As for Eisenstein, this split into an ideal form – the content, the message, the logical, and the rational on the one hand and the emotional, sensual, and experiential on the other – that the montage image delivers, works because it addresses different strata in the psyche. Eisenstein hypothesised that the psyche of the contemporary man has a layered structure, where “lower” and earlier strata of psychological functioning lay dormant, but can be reactivated by trauma, existential challenges, or encounters with a work of art. Outlining the complex dynamic of interaction between works of art and the human psyche, Eisenstein particularly emphasised that engagement with art allows us to experience the sense of unity – the unity of our internal psychic make-up, social and historical unity of humankind, and unity with the universe. For Eisenstein, this experience, while clearly defined as transcending limits of actuality and looking forward toward the future, acquires its powerful emotional force because it taps into the vestiges of the sense of primordial social, psychological, and biological unity.
In this context, Eisenstein particularly privileged the archaic stage of classlessness as the embodiment of equality and fairness of participation and distribution. However, the stage of classlessness interested Eisenstein not only in its social aspect, but also because, from his point of view, it correlated with an early psychological functioning, where the non-differentiated character of both came to the forefront. In this sense, Eisenstein argued that the method of art itself should be modelled on the ideal of classlessness: “the method of art as an image of social ideal at all times (classlessness as highest ahead and deepest back).”6 Rancière glosses over this idea: “The formal operations of the cinema assimilate the pure and conscious calculations of the communist project to the unconscious logic governing the deepest layers of the sensory thought and habits of primitive people.”[Rancière, Film Fables, op. cit., p. 28.] Thematically, the idea of classlessness – both in the past, as a primitive communism of archaic community and as a communist utopia of the future – is most directly explored in The Old and the New.

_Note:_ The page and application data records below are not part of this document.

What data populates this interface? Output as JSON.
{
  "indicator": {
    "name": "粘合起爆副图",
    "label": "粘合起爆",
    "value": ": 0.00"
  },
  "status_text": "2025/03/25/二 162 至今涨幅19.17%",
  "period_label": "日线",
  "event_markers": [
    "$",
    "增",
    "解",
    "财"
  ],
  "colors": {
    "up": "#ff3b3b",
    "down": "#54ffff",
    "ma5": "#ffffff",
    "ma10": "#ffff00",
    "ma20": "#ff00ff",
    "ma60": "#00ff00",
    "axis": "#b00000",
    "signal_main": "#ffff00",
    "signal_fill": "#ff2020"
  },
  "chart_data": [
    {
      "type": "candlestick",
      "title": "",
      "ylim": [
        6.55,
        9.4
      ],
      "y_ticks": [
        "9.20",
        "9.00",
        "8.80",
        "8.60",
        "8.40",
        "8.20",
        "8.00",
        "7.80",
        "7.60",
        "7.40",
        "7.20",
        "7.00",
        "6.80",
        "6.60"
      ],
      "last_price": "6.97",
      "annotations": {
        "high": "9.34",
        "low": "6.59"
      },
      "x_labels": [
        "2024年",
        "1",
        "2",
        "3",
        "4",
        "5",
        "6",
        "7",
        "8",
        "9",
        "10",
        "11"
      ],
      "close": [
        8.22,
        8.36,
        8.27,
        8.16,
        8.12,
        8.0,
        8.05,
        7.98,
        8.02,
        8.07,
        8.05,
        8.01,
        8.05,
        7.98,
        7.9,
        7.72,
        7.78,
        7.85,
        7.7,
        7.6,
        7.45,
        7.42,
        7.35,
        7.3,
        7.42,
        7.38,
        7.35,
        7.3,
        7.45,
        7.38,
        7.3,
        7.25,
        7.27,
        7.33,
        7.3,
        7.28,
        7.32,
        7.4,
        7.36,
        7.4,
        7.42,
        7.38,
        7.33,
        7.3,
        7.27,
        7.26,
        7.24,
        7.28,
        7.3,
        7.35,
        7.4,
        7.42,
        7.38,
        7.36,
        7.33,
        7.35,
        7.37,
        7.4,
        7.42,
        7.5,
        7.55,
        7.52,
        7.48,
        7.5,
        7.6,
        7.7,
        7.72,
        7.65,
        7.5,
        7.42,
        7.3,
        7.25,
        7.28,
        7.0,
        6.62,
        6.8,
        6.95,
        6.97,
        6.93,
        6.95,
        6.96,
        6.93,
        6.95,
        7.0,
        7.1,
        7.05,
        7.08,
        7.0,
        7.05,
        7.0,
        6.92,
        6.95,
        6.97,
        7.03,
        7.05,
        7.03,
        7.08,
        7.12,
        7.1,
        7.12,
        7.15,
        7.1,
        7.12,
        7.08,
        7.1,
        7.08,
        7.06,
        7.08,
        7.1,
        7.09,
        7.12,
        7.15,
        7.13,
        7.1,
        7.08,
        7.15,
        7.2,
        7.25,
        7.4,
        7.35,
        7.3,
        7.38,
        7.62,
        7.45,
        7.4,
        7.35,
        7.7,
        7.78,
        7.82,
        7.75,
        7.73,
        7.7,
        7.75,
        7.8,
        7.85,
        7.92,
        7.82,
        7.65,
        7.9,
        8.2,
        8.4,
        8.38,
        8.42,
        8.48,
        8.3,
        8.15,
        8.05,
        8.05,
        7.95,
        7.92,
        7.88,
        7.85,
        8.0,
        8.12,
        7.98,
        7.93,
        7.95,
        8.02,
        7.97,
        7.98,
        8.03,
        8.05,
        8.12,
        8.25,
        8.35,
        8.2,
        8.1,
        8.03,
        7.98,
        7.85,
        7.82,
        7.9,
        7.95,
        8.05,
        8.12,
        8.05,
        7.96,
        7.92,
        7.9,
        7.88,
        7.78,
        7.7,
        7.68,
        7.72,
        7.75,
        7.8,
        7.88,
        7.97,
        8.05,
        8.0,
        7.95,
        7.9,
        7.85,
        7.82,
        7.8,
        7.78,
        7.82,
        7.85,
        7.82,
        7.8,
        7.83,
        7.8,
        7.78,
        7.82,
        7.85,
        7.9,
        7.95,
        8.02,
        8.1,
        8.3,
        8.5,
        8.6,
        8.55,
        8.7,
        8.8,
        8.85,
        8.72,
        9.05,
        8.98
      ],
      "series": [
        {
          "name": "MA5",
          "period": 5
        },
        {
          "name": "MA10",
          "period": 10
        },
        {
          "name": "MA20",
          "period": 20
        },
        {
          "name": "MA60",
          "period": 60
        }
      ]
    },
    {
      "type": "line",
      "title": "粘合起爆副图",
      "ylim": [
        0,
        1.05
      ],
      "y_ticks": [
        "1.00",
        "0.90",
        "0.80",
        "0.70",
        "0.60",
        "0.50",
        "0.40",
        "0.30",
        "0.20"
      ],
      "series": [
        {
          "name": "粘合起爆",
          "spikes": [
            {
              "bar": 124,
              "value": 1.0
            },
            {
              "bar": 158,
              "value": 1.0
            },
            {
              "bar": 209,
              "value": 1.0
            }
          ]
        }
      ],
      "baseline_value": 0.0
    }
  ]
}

For these reasons, The Old and the New remained a focus of Eisenstein’s intense theoretical reflection long past its completion; he would return to its analysis again and again through the 1930s and well into the 1940s. Far from being a short lived agitprop effort urging collectivisation, the film became Eisenstein’s first practical exploration of historical continuity, which, in its dialectical tension with Eisenstein’s much better known interest in historical rapture, so powerfully encompasses his oeuvre.
- Oleg Gelikman, “Eisenstein’s Line: The Old and the New or Modernism as Meta-Politics”, Film and Literary Modernism, ed. Robert McParland (Cambridge Scholars Press, 2013). ↩
- Sergei Eisenstein, “Five Epochs: On the realisation of General Line”, Kinovedcheskie Zapiski, 89-90 (2008-2009): 116. ↩
- Sergei Eisenstein, Method vol. I (Moscow: Museum of Cinema, 2002). ↩
- Jacques Rancière, Film Fables, trans. Emiliano Battista (London: Bloomsbury, 2016), p. 25. ↩
- Ibid. ↩
- Eisenstein, Method vol. I, op cit., p. 25. ↩